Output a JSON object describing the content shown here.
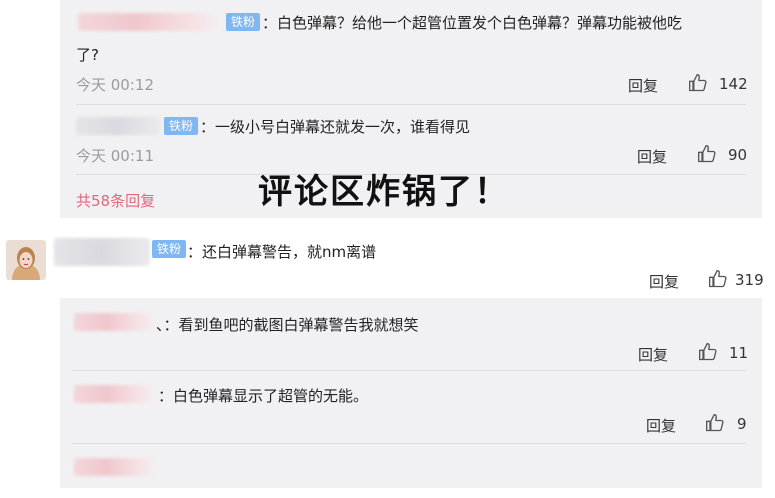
{
  "top_thread": {
    "comments": [
      {
        "badge": "铁粉",
        "text_line1": "：白色弹幕？给他一个超管位置发个白色弹幕？弹幕功能被他吃",
        "text_line2": "了?",
        "time": "今天 00:12",
        "reply": "回复",
        "likes": "142"
      },
      {
        "badge": "铁粉",
        "text": "：一级小号白弹幕还就发一次，谁看得见",
        "time": "今天 00:11",
        "reply": "回复",
        "likes": "90"
      }
    ],
    "more_replies": "共58条回复"
  },
  "overlay_text": "评论区炸锅了！",
  "second_thread": {
    "main": {
      "badge": "铁粉",
      "text": "：还白弹幕警告，就nm离谱",
      "reply": "回复",
      "likes": "319"
    },
    "replies": [
      {
        "text": "、：看到鱼吧的截图白弹幕警告我就想笑",
        "reply": "回复",
        "likes": "11"
      },
      {
        "text": "：白色弹幕显示了超管的无能。",
        "reply": "回复",
        "likes": "9"
      }
    ]
  },
  "icons": {
    "like": "thumbs-up-icon",
    "avatar": "user-avatar"
  },
  "colors": {
    "badge": "#7fb7f4",
    "more_link": "#e0687a",
    "panel": "#f1f1f3"
  }
}
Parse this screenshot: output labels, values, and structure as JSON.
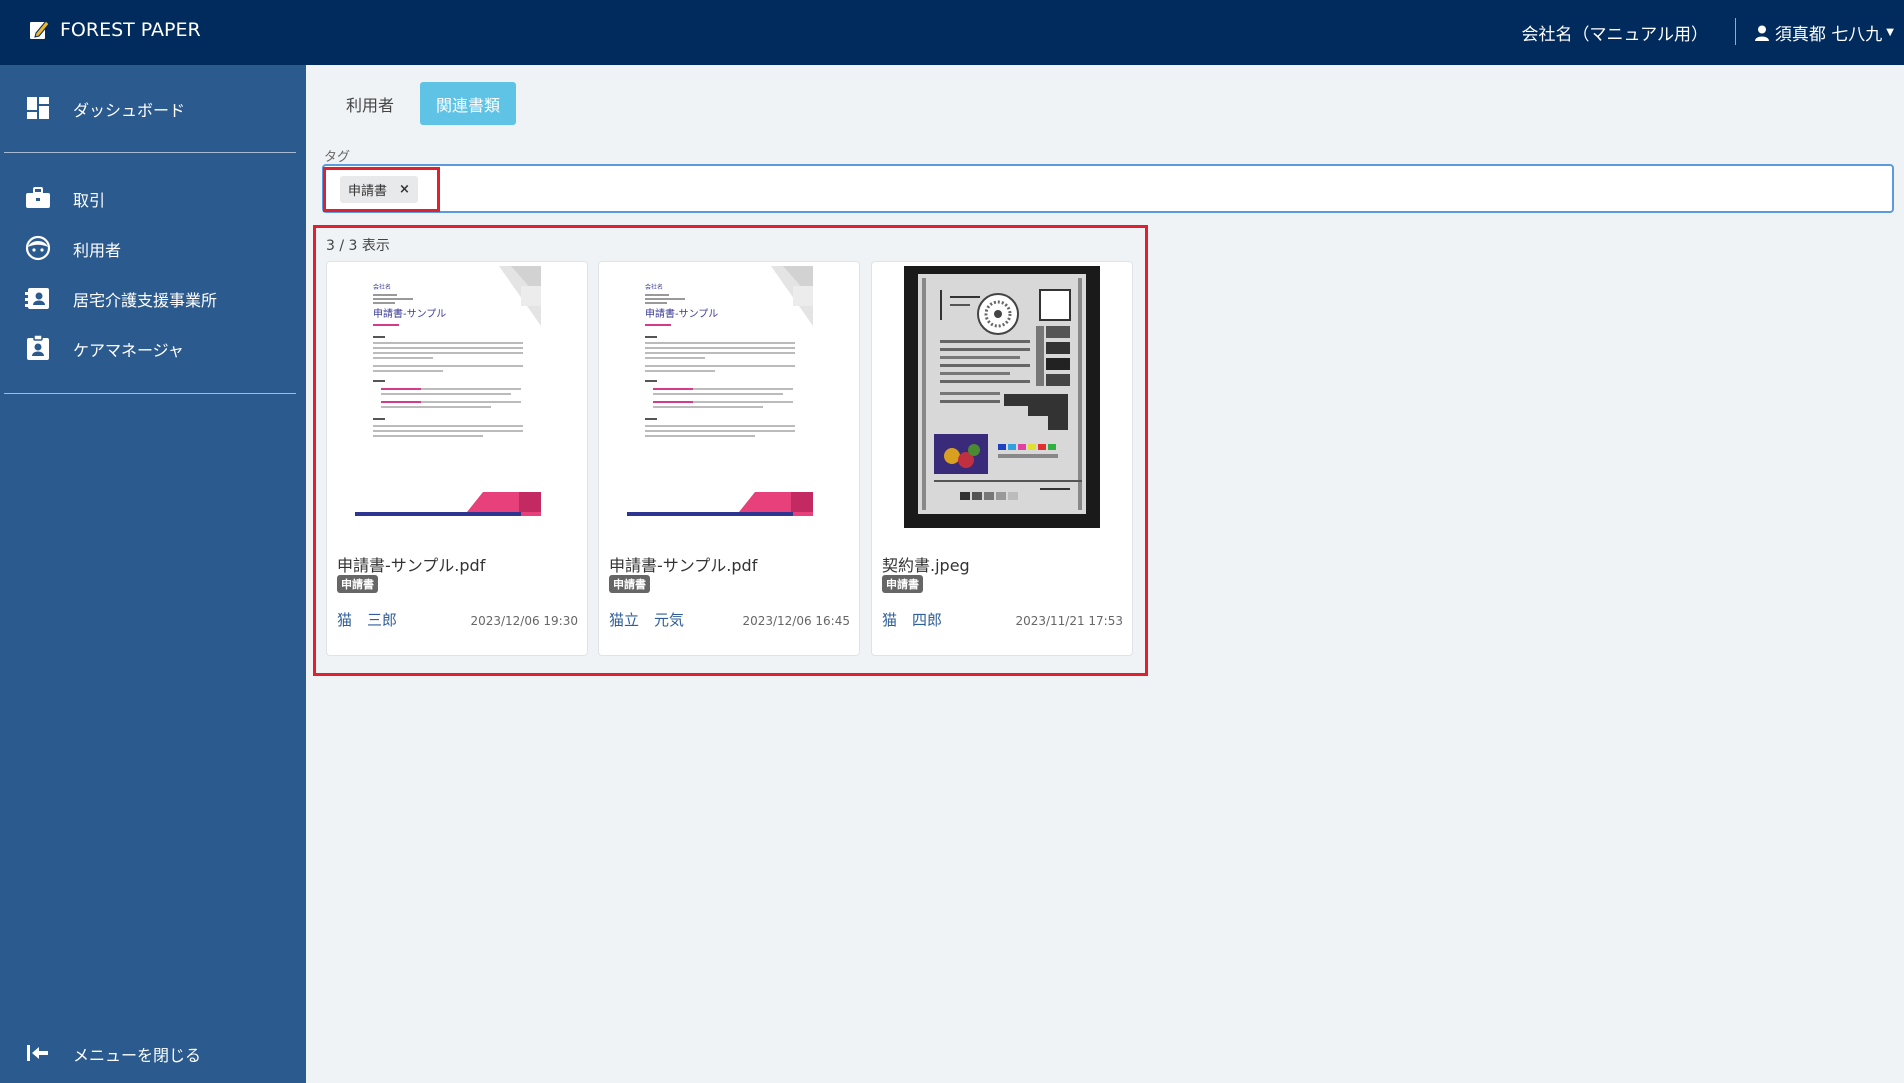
{
  "header": {
    "brand": "FOREST PAPER",
    "company": "会社名（マニュアル用）",
    "user": "須真都 七八九"
  },
  "sidebar": {
    "items": [
      {
        "label": "ダッシュボード",
        "icon": "dashboard-icon"
      },
      {
        "label": "取引",
        "icon": "briefcase-icon"
      },
      {
        "label": "利用者",
        "icon": "face-icon"
      },
      {
        "label": "居宅介護支援事業所",
        "icon": "contact-card-icon"
      },
      {
        "label": "ケアマネージャ",
        "icon": "clipboard-user-icon"
      }
    ],
    "close_menu": "メニューを閉じる"
  },
  "tabs": [
    {
      "label": "利用者",
      "active": false
    },
    {
      "label": "関連書類",
      "active": true
    }
  ],
  "filter": {
    "tag_label": "タグ",
    "chip": "申請書",
    "chip_remove": "×"
  },
  "results": {
    "count": "3 / 3 表示",
    "cards": [
      {
        "filename": "申請書-サンプル.pdf",
        "tag": "申請書",
        "owner": "猫　三郎",
        "date": "2023/12/06 19:30",
        "doc": {
          "company": "会社名",
          "title": "申請書-サンプル"
        }
      },
      {
        "filename": "申請書-サンプル.pdf",
        "tag": "申請書",
        "owner": "猫立　元気",
        "date": "2023/12/06 16:45",
        "doc": {
          "company": "会社名",
          "title": "申請書-サンプル"
        }
      },
      {
        "filename": "契約書.jpeg",
        "tag": "申請書",
        "owner": "猫　四郎",
        "date": "2023/11/21 17:53"
      }
    ]
  },
  "colors": {
    "topbar": "#002b5c",
    "sidebar": "#2b5a8e",
    "active_tab": "#5fc3e6",
    "highlight": "#e02030"
  }
}
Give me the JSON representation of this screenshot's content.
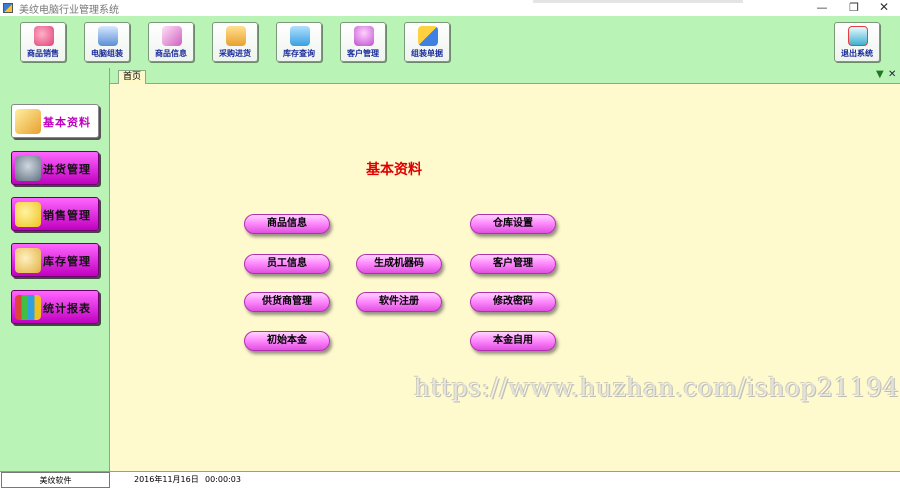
{
  "window": {
    "title": "美纹电脑行业管理系统",
    "min_glyph": "—",
    "max_glyph": "❐",
    "close_glyph": "✕"
  },
  "toolbar": {
    "buttons": [
      {
        "label": "商品销售",
        "icon": "sales-icon",
        "color": "#e0407a"
      },
      {
        "label": "电脑组装",
        "icon": "computer-icon",
        "color": "#5a8fd6"
      },
      {
        "label": "商品信息",
        "icon": "product-info-icon",
        "color": "#d060c0"
      },
      {
        "label": "采购进货",
        "icon": "purchase-icon",
        "color": "#e8a030"
      },
      {
        "label": "库存查询",
        "icon": "inventory-icon",
        "color": "#3aa0e0"
      },
      {
        "label": "客户管理",
        "icon": "customer-icon",
        "color": "#c050d0"
      },
      {
        "label": "组装单据",
        "icon": "assembly-doc-icon",
        "color": "#4080e0"
      },
      {
        "label": "退出系统",
        "icon": "exit-icon",
        "color": "#40b0d0"
      }
    ]
  },
  "sidebar": {
    "items": [
      {
        "label": "基本资料",
        "icon": "basic-data-icon",
        "color": "#e8a030",
        "active": true
      },
      {
        "label": "进货管理",
        "icon": "purchase-manage-icon",
        "color": "#607080",
        "active": false
      },
      {
        "label": "销售管理",
        "icon": "sales-manage-icon",
        "color": "#f0c020",
        "active": false
      },
      {
        "label": "库存管理",
        "icon": "stock-manage-icon",
        "color": "#e0b040",
        "active": false
      },
      {
        "label": "统计报表",
        "icon": "report-icon",
        "color": "#30a0e0",
        "active": false
      }
    ]
  },
  "tabs": {
    "active_label": "首页",
    "dropdown_glyph": "▼",
    "close_glyph": "✕"
  },
  "main": {
    "heading": "基本资料",
    "buttons": {
      "product_info": "商品信息",
      "warehouse_settings": "仓库设置",
      "employee_info": "员工信息",
      "generate_machine_code": "生成机器码",
      "customer_manage": "客户管理",
      "supplier_manage": "供货商管理",
      "software_register": "软件注册",
      "change_password": "修改密码",
      "initial_capital": "初始本金",
      "capital_self_use": "本金自用"
    },
    "watermark": "https://www.huzhan.com/ishop21194"
  },
  "status": {
    "company": "美纹软件",
    "date": "2016年11月16日",
    "time": "00:00:03"
  },
  "colors": {
    "green_panel": "#b9f3b5",
    "content_bg": "#fffacd",
    "heading": "#e00000",
    "pill": "#ff8cff",
    "side_button": "#e020e0"
  }
}
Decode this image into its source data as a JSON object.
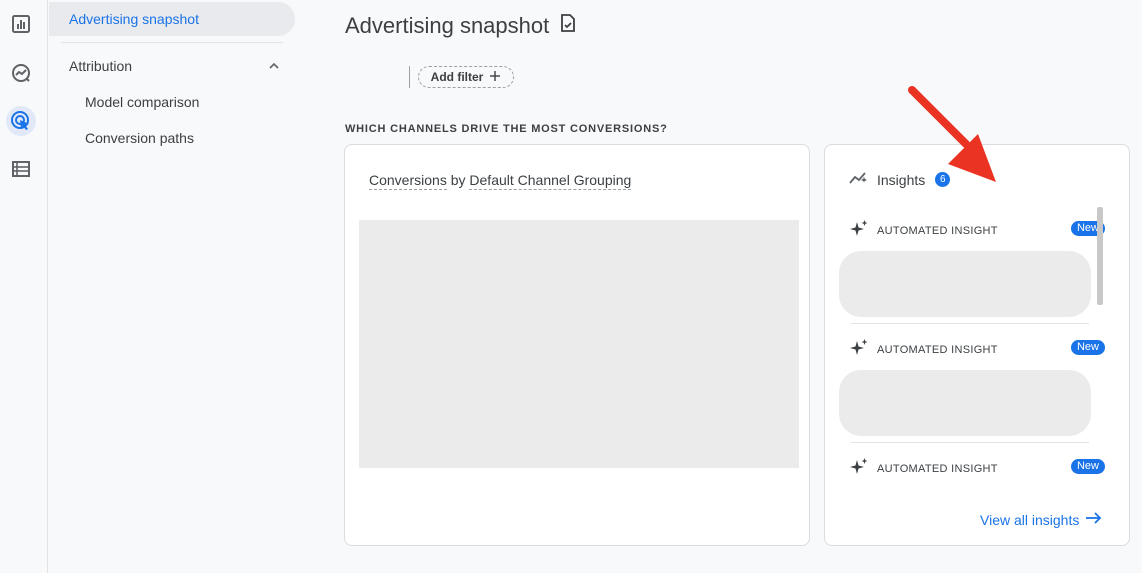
{
  "rail": {
    "icons": [
      "reports-icon",
      "explore-icon",
      "advertising-icon",
      "configure-icon"
    ]
  },
  "nav": {
    "active_item": "Advertising snapshot",
    "section_label": "Attribution",
    "sub_items": [
      "Model comparison",
      "Conversion paths"
    ]
  },
  "page": {
    "title": "Advertising snapshot",
    "add_filter_label": "Add filter",
    "section_heading": "WHICH CHANNELS DRIVE THE MOST CONVERSIONS?"
  },
  "chart_card": {
    "metric": "Conversions",
    "connector": "by",
    "dimension": "Default Channel Grouping"
  },
  "insights": {
    "title": "Insights",
    "count": "6",
    "items": [
      {
        "label": "AUTOMATED INSIGHT",
        "badge": "New"
      },
      {
        "label": "AUTOMATED INSIGHT",
        "badge": "New"
      },
      {
        "label": "AUTOMATED INSIGHT",
        "badge": "New"
      }
    ],
    "view_all_label": "View all insights"
  },
  "colors": {
    "accent": "#1a73e8",
    "annotation_arrow": "#ea3323",
    "placeholder": "#ebebeb"
  }
}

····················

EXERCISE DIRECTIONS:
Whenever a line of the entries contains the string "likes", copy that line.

ANSWER:
        "likes": "142"
        "likes": "90"
      "likes": "319"
        "likes": "11"
        "likes": "9"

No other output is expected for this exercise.